“Ignorance of the law is no excuse if you violate it," he added. "We will prosecute those who violate the law."

Becerra's announcement comes in the face of a planned operation from ICE agents in San Francisco and other California cities to target local businesses for immigration crackdowns, a move that California lawmakers say is the latest example of ICE putting a "target" on the state's back.

“This administration has continually put a target on the back of California,” Sen. Kamala HarrisKamala HarrisPolitics must accept the reality of multiracial America and disavow racial backlash Symone Sanders to leave the White House at the end of the year Bidens to attend Kennedy Center Honors following Trumps' absence MORE (D-Calif.) told HuffPost. “These broad-brush raids will instill fear in immigrants who are terrified they will receive a midnight knock on the door and be deported or separated from their families.”

ICE's acting director, Thomas Homan, has explicitly mentioned California as a state where the agency has planned immigration crackdowns and where the administration plans to battle local lawmakers.

“California better hold on tight. ... If the politicians in California don’t want to protect their communities, then ICE will," Homan said on Fox News earlier in January.

Nearly one-fourth of the U.S.'s immigrants who reside here illegally live in California.

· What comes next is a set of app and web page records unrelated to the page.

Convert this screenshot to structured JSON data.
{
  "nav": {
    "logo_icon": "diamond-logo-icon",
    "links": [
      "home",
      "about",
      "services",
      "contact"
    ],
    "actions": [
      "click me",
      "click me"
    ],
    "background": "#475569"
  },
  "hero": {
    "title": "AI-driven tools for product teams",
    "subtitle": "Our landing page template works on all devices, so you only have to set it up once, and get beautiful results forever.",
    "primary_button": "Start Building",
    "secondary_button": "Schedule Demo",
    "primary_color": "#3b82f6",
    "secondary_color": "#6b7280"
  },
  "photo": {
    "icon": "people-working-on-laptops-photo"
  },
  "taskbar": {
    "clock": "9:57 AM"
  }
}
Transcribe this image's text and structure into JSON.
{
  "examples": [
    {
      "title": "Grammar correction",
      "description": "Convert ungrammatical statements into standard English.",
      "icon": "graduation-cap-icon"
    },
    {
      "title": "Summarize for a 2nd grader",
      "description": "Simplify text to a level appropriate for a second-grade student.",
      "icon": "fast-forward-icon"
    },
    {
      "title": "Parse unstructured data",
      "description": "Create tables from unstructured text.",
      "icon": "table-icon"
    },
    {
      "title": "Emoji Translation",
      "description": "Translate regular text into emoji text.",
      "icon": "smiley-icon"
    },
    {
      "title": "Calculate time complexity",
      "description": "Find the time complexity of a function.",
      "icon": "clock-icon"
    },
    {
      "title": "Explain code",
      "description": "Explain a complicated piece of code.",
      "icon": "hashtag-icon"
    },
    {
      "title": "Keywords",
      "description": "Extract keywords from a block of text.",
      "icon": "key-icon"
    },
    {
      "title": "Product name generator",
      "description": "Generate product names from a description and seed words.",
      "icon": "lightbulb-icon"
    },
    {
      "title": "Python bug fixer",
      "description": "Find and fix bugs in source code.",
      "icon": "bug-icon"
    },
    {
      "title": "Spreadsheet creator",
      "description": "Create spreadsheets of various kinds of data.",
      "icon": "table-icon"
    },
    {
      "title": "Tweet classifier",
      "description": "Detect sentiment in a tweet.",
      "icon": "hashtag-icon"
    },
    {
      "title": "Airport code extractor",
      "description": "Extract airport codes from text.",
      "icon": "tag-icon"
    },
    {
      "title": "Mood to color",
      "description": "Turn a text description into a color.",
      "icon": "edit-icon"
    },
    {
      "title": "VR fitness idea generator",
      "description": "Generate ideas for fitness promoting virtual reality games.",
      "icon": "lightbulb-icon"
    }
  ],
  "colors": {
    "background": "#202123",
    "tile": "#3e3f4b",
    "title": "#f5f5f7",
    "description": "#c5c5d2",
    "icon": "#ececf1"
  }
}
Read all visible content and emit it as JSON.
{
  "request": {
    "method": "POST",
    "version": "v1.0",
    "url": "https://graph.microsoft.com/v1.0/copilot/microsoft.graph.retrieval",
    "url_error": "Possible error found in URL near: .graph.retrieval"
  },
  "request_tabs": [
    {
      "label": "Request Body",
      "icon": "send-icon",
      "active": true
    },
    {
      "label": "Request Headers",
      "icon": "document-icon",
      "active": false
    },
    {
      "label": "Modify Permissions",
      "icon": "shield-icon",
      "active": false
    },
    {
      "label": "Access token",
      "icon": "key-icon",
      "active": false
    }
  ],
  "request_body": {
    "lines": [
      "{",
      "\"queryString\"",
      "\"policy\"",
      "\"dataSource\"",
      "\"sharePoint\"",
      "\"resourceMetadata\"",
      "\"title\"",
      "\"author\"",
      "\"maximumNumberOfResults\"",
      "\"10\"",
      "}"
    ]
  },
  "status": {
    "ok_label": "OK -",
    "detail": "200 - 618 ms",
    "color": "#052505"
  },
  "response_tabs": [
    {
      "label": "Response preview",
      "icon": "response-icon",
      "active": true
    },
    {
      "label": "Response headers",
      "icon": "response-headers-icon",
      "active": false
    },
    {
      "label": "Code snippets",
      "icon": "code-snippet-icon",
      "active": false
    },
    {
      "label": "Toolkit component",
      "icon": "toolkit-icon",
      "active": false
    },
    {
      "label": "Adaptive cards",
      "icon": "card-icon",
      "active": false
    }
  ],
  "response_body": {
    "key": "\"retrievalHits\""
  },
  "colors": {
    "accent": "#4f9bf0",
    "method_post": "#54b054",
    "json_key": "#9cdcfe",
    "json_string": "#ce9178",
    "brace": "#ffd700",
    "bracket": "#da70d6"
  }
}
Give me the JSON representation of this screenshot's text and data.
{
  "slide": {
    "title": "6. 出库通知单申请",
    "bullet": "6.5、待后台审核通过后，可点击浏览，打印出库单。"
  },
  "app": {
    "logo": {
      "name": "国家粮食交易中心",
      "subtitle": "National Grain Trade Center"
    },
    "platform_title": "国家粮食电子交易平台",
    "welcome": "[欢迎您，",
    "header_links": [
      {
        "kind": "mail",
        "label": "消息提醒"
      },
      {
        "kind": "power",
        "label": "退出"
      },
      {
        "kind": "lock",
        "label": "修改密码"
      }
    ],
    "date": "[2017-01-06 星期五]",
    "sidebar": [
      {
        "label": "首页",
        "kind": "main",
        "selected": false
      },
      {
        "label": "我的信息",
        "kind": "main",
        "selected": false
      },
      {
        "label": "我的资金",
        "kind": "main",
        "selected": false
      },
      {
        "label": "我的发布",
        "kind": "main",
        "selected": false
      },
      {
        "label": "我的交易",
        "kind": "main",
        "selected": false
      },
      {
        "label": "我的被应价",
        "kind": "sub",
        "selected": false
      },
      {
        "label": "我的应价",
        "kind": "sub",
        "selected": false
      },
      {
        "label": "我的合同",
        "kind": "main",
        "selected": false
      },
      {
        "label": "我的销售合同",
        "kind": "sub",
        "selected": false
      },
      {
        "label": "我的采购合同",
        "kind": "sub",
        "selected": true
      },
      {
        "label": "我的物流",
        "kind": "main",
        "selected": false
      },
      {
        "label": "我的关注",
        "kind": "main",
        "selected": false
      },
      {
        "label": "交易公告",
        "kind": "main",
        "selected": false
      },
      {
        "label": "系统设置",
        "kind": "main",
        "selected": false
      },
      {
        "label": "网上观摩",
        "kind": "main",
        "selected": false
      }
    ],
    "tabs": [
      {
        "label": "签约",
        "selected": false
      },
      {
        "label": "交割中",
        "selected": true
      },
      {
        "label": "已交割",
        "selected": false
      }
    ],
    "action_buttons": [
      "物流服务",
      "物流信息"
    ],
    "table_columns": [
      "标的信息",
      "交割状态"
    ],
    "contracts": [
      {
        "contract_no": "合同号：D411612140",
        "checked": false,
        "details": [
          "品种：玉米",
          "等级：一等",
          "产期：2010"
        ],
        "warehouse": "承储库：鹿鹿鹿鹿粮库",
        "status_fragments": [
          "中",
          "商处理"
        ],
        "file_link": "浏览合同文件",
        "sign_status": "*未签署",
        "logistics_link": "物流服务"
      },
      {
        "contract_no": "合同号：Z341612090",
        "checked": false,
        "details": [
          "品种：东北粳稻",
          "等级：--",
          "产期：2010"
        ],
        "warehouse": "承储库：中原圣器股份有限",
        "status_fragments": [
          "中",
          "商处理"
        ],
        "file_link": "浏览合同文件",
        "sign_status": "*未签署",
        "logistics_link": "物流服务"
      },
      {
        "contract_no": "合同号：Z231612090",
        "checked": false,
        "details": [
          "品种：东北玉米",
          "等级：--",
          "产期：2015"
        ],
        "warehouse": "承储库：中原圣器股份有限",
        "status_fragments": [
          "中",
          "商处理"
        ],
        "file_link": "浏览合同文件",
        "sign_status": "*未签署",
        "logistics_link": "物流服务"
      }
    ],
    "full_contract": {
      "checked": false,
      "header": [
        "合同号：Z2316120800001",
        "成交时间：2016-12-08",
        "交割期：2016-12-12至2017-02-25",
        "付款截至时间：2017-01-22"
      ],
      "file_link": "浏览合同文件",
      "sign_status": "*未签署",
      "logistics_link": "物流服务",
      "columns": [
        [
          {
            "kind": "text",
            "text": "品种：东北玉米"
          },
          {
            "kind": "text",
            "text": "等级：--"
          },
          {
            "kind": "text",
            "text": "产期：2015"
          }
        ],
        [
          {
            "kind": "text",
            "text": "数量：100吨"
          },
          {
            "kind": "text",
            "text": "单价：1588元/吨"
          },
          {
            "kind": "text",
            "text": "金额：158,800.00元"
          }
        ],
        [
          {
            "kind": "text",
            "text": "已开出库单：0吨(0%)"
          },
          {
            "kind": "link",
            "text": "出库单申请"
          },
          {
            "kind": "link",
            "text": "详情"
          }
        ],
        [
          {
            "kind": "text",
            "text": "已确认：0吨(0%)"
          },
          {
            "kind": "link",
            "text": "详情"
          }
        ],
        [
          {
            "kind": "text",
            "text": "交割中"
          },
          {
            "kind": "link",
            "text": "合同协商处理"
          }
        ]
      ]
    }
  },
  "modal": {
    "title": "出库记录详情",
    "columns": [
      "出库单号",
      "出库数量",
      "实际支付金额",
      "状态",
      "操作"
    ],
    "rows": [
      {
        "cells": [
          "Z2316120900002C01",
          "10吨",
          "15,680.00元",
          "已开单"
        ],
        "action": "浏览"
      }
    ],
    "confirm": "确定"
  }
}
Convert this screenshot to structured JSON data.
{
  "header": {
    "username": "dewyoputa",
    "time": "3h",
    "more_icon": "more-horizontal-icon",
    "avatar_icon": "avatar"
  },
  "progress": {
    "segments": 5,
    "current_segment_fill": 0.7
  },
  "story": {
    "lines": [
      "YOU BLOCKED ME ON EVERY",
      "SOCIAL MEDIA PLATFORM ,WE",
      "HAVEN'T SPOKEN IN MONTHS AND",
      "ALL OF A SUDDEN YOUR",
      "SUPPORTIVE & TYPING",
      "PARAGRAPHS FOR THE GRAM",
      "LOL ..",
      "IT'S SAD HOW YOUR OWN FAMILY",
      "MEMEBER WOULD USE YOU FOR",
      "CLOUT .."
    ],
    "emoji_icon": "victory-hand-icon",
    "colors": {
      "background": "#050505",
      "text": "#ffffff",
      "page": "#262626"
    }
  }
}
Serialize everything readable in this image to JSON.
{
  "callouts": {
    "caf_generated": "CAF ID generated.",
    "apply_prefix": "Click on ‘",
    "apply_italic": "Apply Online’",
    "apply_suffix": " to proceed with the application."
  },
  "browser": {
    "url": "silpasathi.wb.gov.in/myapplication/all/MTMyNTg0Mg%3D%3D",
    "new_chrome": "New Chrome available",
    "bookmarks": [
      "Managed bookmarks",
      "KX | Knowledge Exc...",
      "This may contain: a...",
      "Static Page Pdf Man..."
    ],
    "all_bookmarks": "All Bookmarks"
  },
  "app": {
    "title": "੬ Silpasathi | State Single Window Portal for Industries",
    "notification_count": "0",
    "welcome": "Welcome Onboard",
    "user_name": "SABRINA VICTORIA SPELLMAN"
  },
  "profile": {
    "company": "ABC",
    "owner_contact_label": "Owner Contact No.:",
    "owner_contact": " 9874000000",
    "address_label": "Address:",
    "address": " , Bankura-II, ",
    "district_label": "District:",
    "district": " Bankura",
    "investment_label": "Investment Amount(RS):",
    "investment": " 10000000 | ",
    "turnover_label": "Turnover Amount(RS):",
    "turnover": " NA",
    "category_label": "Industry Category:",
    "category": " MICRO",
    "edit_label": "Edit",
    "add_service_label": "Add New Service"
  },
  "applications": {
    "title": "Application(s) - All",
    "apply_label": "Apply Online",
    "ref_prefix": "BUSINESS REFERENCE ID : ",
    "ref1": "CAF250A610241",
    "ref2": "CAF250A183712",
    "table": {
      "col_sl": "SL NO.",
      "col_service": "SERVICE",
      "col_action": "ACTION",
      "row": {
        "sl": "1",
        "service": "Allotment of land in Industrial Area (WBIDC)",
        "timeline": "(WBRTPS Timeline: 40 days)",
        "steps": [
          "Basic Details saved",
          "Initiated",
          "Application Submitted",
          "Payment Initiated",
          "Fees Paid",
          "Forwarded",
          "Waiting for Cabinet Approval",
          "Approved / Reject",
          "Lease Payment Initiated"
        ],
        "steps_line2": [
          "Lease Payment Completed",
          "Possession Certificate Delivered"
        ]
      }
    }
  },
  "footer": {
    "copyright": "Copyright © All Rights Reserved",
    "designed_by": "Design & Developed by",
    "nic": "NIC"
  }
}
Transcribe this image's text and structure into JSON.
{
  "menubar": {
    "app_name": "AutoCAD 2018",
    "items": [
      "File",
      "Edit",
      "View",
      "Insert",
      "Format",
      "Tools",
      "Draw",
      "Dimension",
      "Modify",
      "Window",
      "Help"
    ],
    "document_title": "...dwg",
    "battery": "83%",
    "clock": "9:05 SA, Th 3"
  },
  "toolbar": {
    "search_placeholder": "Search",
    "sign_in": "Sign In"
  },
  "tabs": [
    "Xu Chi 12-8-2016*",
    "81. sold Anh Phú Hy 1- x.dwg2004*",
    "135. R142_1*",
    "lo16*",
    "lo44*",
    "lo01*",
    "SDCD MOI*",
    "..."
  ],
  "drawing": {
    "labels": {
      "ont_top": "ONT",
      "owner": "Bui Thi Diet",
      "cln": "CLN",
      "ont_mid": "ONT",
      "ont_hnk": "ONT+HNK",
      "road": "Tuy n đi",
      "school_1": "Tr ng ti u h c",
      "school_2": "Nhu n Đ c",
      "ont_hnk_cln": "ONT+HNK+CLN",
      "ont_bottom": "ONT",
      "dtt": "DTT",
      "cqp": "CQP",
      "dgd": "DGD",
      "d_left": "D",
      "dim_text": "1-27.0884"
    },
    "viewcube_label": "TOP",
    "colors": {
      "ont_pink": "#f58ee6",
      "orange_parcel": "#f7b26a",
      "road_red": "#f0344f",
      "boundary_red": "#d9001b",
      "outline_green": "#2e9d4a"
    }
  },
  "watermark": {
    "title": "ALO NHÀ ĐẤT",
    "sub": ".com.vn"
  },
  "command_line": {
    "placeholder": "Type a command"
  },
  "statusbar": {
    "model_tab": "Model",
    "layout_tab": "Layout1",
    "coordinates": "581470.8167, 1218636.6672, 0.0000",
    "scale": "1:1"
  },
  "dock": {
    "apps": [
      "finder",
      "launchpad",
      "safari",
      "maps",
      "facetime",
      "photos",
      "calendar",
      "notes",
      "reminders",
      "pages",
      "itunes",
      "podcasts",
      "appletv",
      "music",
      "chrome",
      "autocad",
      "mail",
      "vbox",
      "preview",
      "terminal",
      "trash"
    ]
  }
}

The state is a "sanctuary state," meaning that federal law enforcement is barred for the most part from using local law enforcement resources for the purposes of immigration enforcement.